Poker is a game that involves betting and making hands. It can be played with just two people or a large group of players. The game is not easy to master and even the best poker players have bad moments in which they lose big pots or misplay their hands. However, with time and practice, it is possible to become a better player.

Poker requires a certain amount of aggression. If you play too conservatively, you will find that other players at your table will take advantage of you and dominate the game. This is why it is important to learn how to bluff effectively. A good bluff can help you win a hand when your cards are not very strong, or it can make weaker players fold when they have a decent hand.

A great way to learn how to bluff is by studying your opponents. Try to determine what type of players they are and how they tend to play their hands. Watch for physical tells like fidgeting or the way they put their chips into the pot. You can also look at their betting history to see how they typically react to specific types of bets.

Another important aspect of poker is understanding the game’s rules. If you don’t understand the rules, you will find it difficult to make the correct decisions at the right times. This is especially true if you are playing with more experienced players who know the rules well.

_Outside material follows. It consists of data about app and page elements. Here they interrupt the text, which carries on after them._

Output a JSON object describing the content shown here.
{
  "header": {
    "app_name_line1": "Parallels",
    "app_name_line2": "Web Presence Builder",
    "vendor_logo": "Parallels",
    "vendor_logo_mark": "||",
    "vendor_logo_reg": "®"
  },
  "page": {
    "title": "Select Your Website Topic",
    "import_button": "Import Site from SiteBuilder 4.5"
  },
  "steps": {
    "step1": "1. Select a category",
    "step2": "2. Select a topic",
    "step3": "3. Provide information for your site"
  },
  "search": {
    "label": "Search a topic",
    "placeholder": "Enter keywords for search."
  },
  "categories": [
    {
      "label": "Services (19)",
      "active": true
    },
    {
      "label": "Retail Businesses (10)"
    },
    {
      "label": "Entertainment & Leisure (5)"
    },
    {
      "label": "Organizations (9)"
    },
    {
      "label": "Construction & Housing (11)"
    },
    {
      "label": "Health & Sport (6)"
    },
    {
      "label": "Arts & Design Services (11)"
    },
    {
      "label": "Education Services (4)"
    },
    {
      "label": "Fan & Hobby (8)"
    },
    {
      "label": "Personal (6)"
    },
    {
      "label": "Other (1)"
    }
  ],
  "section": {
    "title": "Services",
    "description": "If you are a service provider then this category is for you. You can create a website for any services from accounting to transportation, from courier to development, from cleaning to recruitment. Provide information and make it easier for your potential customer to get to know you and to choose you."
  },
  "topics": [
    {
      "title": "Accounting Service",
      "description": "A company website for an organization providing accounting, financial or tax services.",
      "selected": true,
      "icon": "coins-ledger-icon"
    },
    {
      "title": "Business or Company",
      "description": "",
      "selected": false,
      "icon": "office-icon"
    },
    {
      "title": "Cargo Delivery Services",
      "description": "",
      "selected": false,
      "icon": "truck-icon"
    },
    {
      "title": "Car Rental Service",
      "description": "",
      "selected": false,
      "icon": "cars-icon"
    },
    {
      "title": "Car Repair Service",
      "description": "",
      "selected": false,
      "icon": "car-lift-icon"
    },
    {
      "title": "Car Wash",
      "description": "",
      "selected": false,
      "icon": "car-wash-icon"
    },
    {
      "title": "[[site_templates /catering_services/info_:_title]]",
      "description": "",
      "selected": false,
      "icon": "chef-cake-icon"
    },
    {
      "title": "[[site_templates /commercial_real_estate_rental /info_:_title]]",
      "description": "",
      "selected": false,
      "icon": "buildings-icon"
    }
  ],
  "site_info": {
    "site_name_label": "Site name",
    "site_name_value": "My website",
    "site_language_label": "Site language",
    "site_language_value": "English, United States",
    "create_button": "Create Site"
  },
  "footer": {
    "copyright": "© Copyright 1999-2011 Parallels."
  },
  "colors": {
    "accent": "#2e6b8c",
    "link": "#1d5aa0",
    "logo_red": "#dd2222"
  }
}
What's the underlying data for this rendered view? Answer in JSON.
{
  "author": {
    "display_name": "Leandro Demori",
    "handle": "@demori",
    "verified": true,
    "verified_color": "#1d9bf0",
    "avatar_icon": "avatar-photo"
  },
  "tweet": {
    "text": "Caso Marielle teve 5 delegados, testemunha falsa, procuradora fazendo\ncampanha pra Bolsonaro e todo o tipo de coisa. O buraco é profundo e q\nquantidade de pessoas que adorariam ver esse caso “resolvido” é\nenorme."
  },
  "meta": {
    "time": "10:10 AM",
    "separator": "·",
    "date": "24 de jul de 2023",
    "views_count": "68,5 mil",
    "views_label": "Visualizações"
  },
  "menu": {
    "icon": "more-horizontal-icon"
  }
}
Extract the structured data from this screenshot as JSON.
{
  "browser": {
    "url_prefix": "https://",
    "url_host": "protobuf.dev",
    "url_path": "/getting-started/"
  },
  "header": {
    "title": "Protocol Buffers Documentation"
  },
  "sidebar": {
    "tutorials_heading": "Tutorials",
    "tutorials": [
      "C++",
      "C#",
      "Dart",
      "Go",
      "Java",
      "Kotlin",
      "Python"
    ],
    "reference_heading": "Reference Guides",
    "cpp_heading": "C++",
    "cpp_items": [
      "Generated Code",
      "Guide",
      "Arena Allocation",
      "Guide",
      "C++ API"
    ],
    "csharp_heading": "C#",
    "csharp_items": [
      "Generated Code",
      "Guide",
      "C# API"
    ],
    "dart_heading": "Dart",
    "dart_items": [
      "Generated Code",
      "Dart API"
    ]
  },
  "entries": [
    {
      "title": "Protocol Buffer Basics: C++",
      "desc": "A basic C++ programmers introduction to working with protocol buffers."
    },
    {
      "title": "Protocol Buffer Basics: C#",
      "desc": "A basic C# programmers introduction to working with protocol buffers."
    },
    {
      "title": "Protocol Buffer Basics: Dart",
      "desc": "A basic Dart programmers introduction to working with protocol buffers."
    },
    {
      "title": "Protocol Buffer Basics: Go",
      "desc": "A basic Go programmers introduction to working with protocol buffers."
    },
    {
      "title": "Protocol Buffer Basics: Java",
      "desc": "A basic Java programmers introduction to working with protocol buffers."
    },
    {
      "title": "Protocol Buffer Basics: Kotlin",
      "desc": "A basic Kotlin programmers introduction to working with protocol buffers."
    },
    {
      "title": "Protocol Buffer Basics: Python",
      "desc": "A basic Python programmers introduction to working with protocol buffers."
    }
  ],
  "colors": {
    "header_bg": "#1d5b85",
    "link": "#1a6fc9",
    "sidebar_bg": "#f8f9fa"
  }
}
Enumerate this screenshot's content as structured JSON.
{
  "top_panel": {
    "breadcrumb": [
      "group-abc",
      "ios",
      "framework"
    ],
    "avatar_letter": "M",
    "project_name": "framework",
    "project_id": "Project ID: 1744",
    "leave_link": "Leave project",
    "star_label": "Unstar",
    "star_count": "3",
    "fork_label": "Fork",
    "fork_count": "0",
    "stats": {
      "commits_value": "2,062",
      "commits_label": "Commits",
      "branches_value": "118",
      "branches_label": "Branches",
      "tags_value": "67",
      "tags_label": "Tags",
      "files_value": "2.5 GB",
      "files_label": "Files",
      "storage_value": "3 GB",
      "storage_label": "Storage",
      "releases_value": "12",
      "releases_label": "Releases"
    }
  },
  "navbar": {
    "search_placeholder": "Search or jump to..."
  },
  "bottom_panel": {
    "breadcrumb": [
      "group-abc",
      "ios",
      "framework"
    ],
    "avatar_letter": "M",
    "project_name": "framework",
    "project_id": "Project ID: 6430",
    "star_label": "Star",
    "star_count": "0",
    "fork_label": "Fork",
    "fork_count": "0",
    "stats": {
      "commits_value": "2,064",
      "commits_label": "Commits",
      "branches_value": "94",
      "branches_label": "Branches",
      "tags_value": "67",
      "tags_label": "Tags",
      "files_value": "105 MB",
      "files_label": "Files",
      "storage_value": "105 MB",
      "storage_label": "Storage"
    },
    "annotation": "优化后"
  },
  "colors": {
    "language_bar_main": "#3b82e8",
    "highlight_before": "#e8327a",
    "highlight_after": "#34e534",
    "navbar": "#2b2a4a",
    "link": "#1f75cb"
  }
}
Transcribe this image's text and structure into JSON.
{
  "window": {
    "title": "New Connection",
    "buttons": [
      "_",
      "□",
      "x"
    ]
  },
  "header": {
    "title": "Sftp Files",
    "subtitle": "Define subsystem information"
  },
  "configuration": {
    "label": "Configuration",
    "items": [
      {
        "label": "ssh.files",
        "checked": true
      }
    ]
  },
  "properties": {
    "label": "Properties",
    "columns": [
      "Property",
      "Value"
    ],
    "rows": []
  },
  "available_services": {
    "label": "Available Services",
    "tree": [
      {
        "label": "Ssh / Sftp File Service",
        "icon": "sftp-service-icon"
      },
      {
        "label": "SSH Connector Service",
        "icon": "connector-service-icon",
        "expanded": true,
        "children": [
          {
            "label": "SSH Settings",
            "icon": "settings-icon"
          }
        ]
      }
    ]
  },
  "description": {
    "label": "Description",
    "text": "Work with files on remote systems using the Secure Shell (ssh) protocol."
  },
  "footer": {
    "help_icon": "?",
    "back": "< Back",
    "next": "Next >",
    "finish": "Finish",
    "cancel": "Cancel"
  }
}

Lastly, you need to be able to read the game’s odds. This will allow you to make more informed decisions about when to call, raise, and fold. It is also helpful to be able to recognize when you have a good hand or a bad one.

After the first round of betting, the flop is dealt. This will reveal 3 of the community cards and set the stage for the next round of betting. In this round, you should bet aggressively with your strongest hands to force out weaker ones and increase the value of your pot.

The final round of betting is on the river. This will reveal the fifth and final community card. At this point, you should bet if you have a strong hand and fold if you have a weak one.

While luck plays a role in poker, skill will always beat it in the long run. The key is to consistently work on your game by practicing the strategies listed above and improving your mental game through study of bet sizes and position. If you commit to improving your poker skills, you can eventually turn your hobby into a money-making enterprise. Best of all, you can have a blast doing it!